The series is a little older in age, but still a fun ride.
Ever since its "rebirth" with Call of Duty 4: Modern Warfare, Activision has been supporting the first-person shooter series like crazy, with yearly releases, downloadable content releases, and a combination of single player and multiplayer that suits various audiences. The trend continues with this year's Ghosts, a game that does show a bit of strain when it comes to staying "fresh," but still maintains the status quo enough that fans will like what they see.
The campaign mode is probably the weakest part of the game, revolving around a father's two military sons who go hunting for a mysterious man that's causing worldwide chaos. In the midst of the ordeal, they run into the Ghosts, masked soldiers who act silently, as if, well, they were ghosts. (Hence the name.) Along the way, they'll have situations that take them all over the world – underwater, on a speeding train, and even down the side of the building. At one point, the game even takes place in outer space. Oh, hi, Gravity.
While the story isn't the most logical, it does hum along as needed, and the scenarios are exciting to play out.

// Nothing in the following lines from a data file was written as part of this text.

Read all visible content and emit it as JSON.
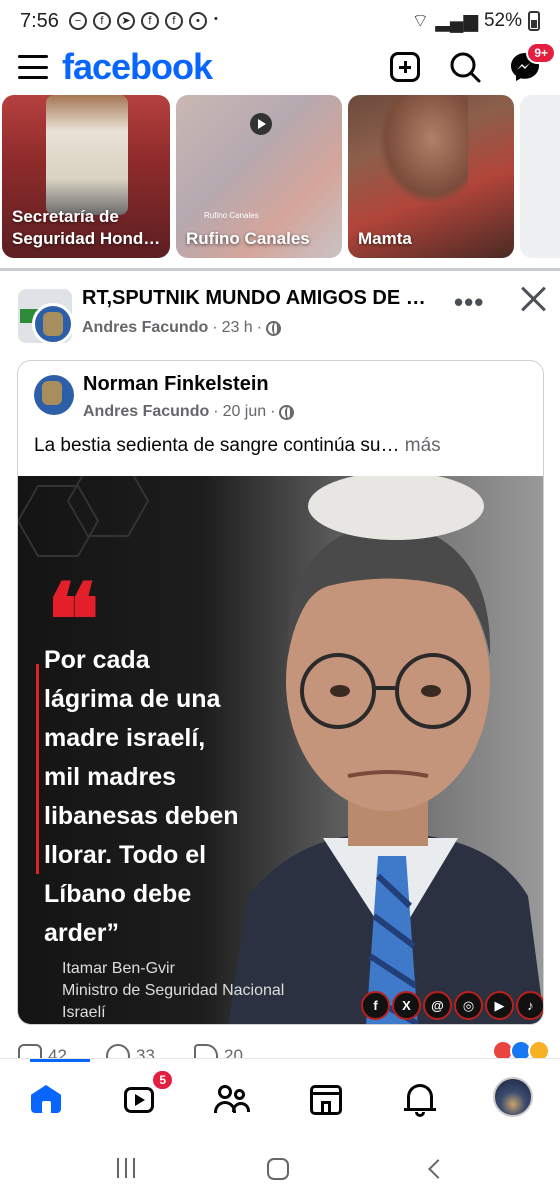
{
  "status_bar": {
    "time": "7:56",
    "battery": "52%"
  },
  "header": {
    "logo": "facebook",
    "messenger_badge": "9+",
    "accent": "#0866ff"
  },
  "stories": [
    {
      "label": "Secretaría de Seguridad Hond…"
    },
    {
      "label": "Rufino Canales",
      "sub": "Rufino Canales"
    },
    {
      "label": "Mamta"
    }
  ],
  "post": {
    "group_name": "RT,SPUTNIK MUNDO AMIGOS DE …",
    "author": "Andres Facundo",
    "time": "23 h",
    "more_icon": "•••"
  },
  "shared": {
    "name": "Norman Finkelstein",
    "author": "Andres Facundo",
    "date": "20 jun",
    "text": "La bestia sedienta de sangre continúa su…",
    "more_link": "más",
    "image": {
      "quote_mark": "❝",
      "quote": "Por cada\nlágrima de una\nmadre israelí,\nmil madres\nlibanesas deben\nllorar. Todo el\nLíbano debe\narder”",
      "author_line1": "Itamar Ben-Gvir",
      "author_line2": "Ministro de Seguridad Nacional",
      "author_line3": "Israelí",
      "quote_color": "#e3202a"
    }
  },
  "reactions": {
    "likes": "42",
    "comments": "33",
    "shares": "20"
  },
  "tabbar": {
    "video_badge": "5"
  }
}
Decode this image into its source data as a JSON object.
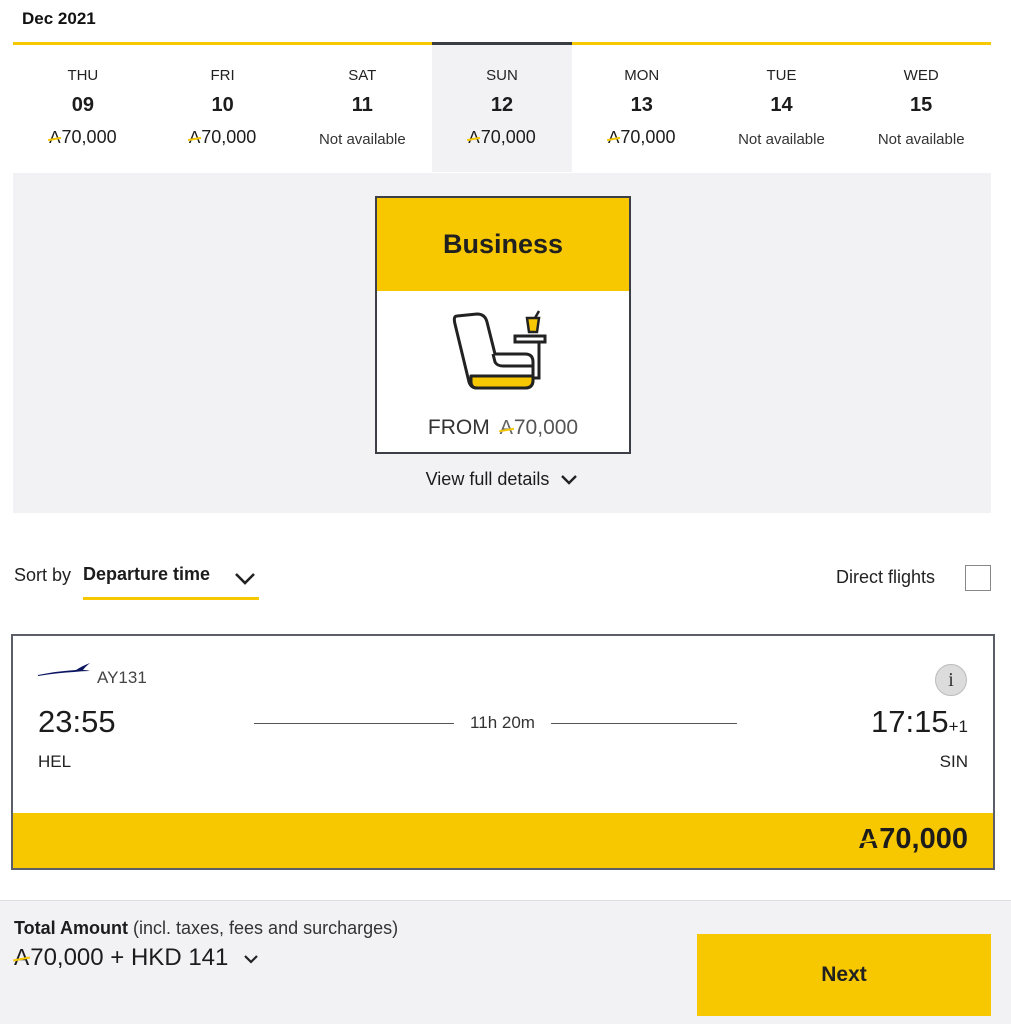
{
  "month": "Dec 2021",
  "currency_symbol": "A",
  "dates": [
    {
      "dow": "THU",
      "day": "09",
      "price": "70,000",
      "available": true,
      "selected": false
    },
    {
      "dow": "FRI",
      "day": "10",
      "price": "70,000",
      "available": true,
      "selected": false
    },
    {
      "dow": "SAT",
      "day": "11",
      "price": "Not available",
      "available": false,
      "selected": false
    },
    {
      "dow": "SUN",
      "day": "12",
      "price": "70,000",
      "available": true,
      "selected": true
    },
    {
      "dow": "MON",
      "day": "13",
      "price": "70,000",
      "available": true,
      "selected": false
    },
    {
      "dow": "TUE",
      "day": "14",
      "price": "Not available",
      "available": false,
      "selected": false
    },
    {
      "dow": "WED",
      "day": "15",
      "price": "Not available",
      "available": false,
      "selected": false
    }
  ],
  "cabin": {
    "name": "Business",
    "from_label": "FROM",
    "price": "70,000",
    "details_label": "View full details"
  },
  "sort": {
    "label": "Sort by",
    "value": "Departure time"
  },
  "direct_flights": {
    "label": "Direct flights",
    "checked": false
  },
  "flight": {
    "number": "AY131",
    "dep_time": "23:55",
    "dep_code": "HEL",
    "arr_time": "17:15",
    "day_offset": "+1",
    "arr_code": "SIN",
    "duration": "11h 20m",
    "price": "70,000"
  },
  "footer": {
    "total_label": "Total Amount",
    "total_note": "(incl. taxes, fees and surcharges)",
    "total_value": "70,000 + HKD 141",
    "next_label": "Next"
  },
  "colors": {
    "accent": "#f7c800",
    "border_dark": "#3d3f47",
    "panel_bg": "#f2f2f4",
    "brand_navy": "#0b1560"
  },
  "icons": [
    "avios-currency-icon",
    "business-seat-icon",
    "chevron-down-icon",
    "finnair-logo-icon",
    "info-icon",
    "checkbox-icon"
  ]
}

Even the dog – a controversial addition to the series since his introduction earlier this year – has his moments. After all, how often do you see a military mutt take down six guys in a row by ripping out their necks?
At least the presentation remains smooth throughout. While the next-gen games will no doubt perform better, the current-gen releases are fairly good, with a speedy frame rate (even during the most hectic of scenarios), great lighting and strong animations. It also doesn't lose a beat in visual excitement, though at times it can be overwhelming, like when you're hit from behind by a guy you didn't even see. Thanks, dude.
The audio also gets a little boost thanks to the voice acting of Stephen Lang, who appeared as the gruff commando in Avatar. He delivers a similar tone to his character here, leading the way for the other voice actors. They're okay, but his presence is certainly a welcome one. The music is good, too, though very, um, Call of Duty-ish, if that's a term.
As for the controls, they're quite good. The slides are a great new tactic that you'll use over the course of the game, and the mounted weapons are awesome as always. Controlling the dog can be a little weird – especially by…tablet?! – but overall it plays just as good as previous games. I just wish it took a few more chances, and not just in level design. For instance, how about custom melee kills?
After you're done with campaign (and view the ending that's eerily familiar to Modern Warfare 2), you can hop right into multiplayer, which is as smooth as it's ever been. The flow of matches is a slight bit smoother thanks to your new abilities, as well as "trigger events" that can change a map's design in an instant. It keeps you on your toes, though some will complain about spotty collision detection here and there. Like how one shot in the leg brings down a soldier to his death. Yeah, that. (Oh, and it's great to see female characters in here finally.)
Multiplayer also offers a lot of variety, with various modes and 12-player support. The best ones to talk about, though, are Cranked and Extinction. Cranked is an exciting mode where you have 30 seconds to get kills or else you get bumped off yourself. It's great to see all these folks run kamikaze, just for the sake of staying alive. As for Extinction, it's a great replacement for the Zombies mode, where you take on aliens and try to shut down generators. It's certainly more exciting, that's for sure.
So just enough has changed with Ghosts to give it a recommendation, yet familiarity remains. With Destiny set to arrive next year, maybe this will be an opportunity for Activision to plan things out a little bit and give Call of Duty that shot of creative adrenaline it needs. For now, there's enough goodcontent to keep fans of the series busy, and maybe even bring a few new ones on board as well.
RATING: 8 (out of 10)
(Review copy provided by Activision.)
Score: 8 / 10